I know that Methane has been detected on Mars, however there seems to be a lack of specific information about the location and concentration of the Methane. Would it be possible to pinpoint the source of the Methane with current technology (E.G. Mass Spectrometers) or is it spread enough by Martian winds to not be detectable in any specified above-average concentration? Do we simply not have the coverage using the rover? What would be an example of a previous mission where we found an unexpected gas - has there been one and what did we do?
5-hour mark update:
I have since done more research and have found the following information regarding the sample analysis on Mars I have yet to analyze the sources provided on the page, but I am in the process of reading into each of the listed sources.
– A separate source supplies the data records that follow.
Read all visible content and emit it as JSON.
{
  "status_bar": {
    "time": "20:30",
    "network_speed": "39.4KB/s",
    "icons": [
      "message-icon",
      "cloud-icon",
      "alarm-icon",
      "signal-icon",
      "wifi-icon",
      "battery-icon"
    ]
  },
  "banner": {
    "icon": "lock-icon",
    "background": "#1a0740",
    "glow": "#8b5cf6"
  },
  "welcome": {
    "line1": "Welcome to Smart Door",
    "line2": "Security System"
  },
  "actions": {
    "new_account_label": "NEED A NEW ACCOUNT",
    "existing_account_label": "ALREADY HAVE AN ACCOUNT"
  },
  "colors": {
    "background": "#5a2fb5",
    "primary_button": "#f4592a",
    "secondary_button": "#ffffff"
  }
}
Attached below is a Mass Spectrometer reading of the methane found on mars from 2012 to 2014: (the Mass Spectrometer did not measured a single molecule of methane, the reported readings are from TSL, a laser Spectrometer, not a mass spectrometer)
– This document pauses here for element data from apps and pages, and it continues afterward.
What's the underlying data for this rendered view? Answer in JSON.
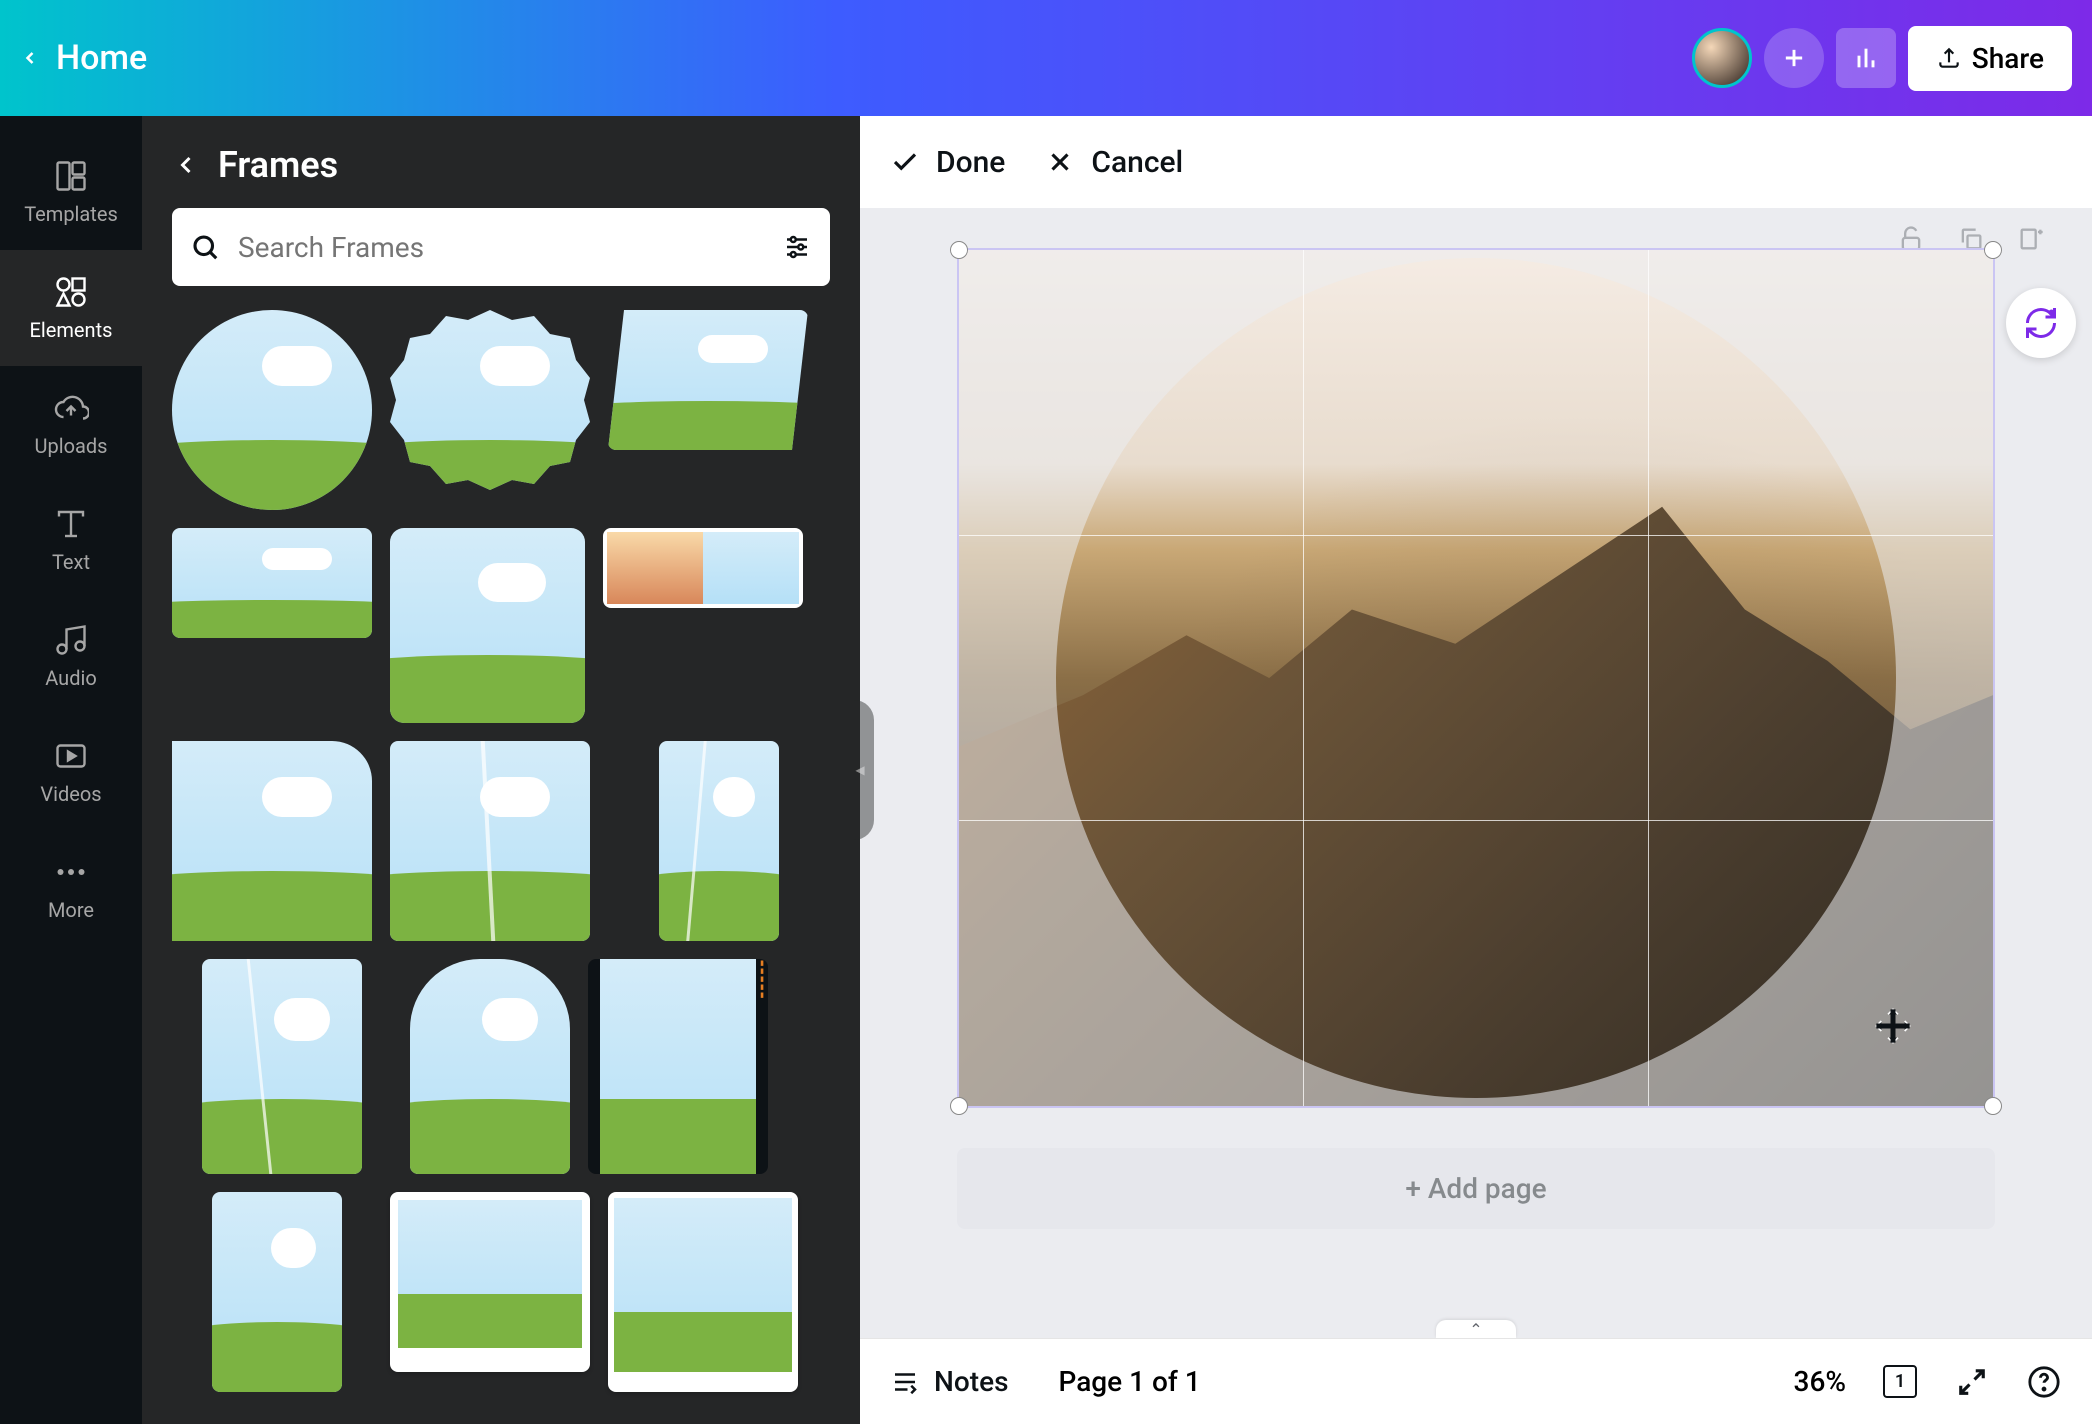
{
  "header": {
    "home_label": "Home",
    "share_label": "Share"
  },
  "nav": {
    "items": [
      {
        "label": "Templates",
        "icon": "templates"
      },
      {
        "label": "Elements",
        "icon": "elements"
      },
      {
        "label": "Uploads",
        "icon": "uploads"
      },
      {
        "label": "Text",
        "icon": "text"
      },
      {
        "label": "Audio",
        "icon": "audio"
      },
      {
        "label": "Videos",
        "icon": "videos"
      },
      {
        "label": "More",
        "icon": "more"
      }
    ],
    "active_index": 1
  },
  "side_panel": {
    "title": "Frames",
    "search_placeholder": "Search Frames"
  },
  "toolbar": {
    "done_label": "Done",
    "cancel_label": "Cancel"
  },
  "canvas": {
    "add_page_label": "+ Add page"
  },
  "bottom": {
    "notes_label": "Notes",
    "page_indicator": "Page 1 of 1",
    "zoom_level": "36%",
    "page_count": "1"
  },
  "colors": {
    "accent_teal": "#00c4cc",
    "accent_purple": "#7d2ae8",
    "selection": "#a394f5",
    "panel_bg": "#252627",
    "rail_bg": "#0d1216"
  }
}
Something that is notably lacking is
the positions of the measurements as far as I could tell (I could be entirely wrong because my understanding of this graph is low) "Sol" (the number of days elapsed on Mars) can be used to estimate position (does anyone have this conversion of the graph?). Is there a utility that tracks Curiosity online in terms of "Sol" instead of days or an easy equation and resource that paths in days? I'm sure it's just a ratio. However, I also found this picture on the same page, stating the "theories for the Methane" but not actual scientific evidence.
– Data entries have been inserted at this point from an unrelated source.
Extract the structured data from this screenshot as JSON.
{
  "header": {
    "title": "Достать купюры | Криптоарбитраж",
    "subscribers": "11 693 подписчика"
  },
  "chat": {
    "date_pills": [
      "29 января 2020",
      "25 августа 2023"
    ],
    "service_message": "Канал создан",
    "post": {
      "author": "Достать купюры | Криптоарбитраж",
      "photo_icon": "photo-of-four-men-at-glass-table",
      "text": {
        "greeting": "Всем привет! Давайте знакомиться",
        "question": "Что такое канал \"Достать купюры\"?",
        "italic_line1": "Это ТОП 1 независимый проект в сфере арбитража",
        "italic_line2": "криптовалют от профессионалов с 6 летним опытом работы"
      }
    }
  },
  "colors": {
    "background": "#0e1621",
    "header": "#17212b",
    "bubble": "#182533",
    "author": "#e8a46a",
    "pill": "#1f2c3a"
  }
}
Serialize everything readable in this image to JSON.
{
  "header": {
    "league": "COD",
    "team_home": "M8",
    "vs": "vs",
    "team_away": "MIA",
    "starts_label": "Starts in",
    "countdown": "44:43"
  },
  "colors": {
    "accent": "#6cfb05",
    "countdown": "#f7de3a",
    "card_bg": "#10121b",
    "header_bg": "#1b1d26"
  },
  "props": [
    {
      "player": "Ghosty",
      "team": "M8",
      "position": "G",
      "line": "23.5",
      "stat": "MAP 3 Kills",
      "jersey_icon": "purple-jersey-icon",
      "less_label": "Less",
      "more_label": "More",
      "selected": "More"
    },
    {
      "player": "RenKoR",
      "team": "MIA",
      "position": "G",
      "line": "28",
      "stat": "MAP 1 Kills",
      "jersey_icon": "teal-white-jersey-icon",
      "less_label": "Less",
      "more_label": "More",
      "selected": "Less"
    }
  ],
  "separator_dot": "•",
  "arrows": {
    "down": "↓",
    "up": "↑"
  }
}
Once again, still verifying sources, but this may jumpstart the answers. Please be harsh on correcting me if I use invalid diction or anything that is not relevant/scientifically accurate. I'm trying to learn as much as I can, and will take offense to nothing.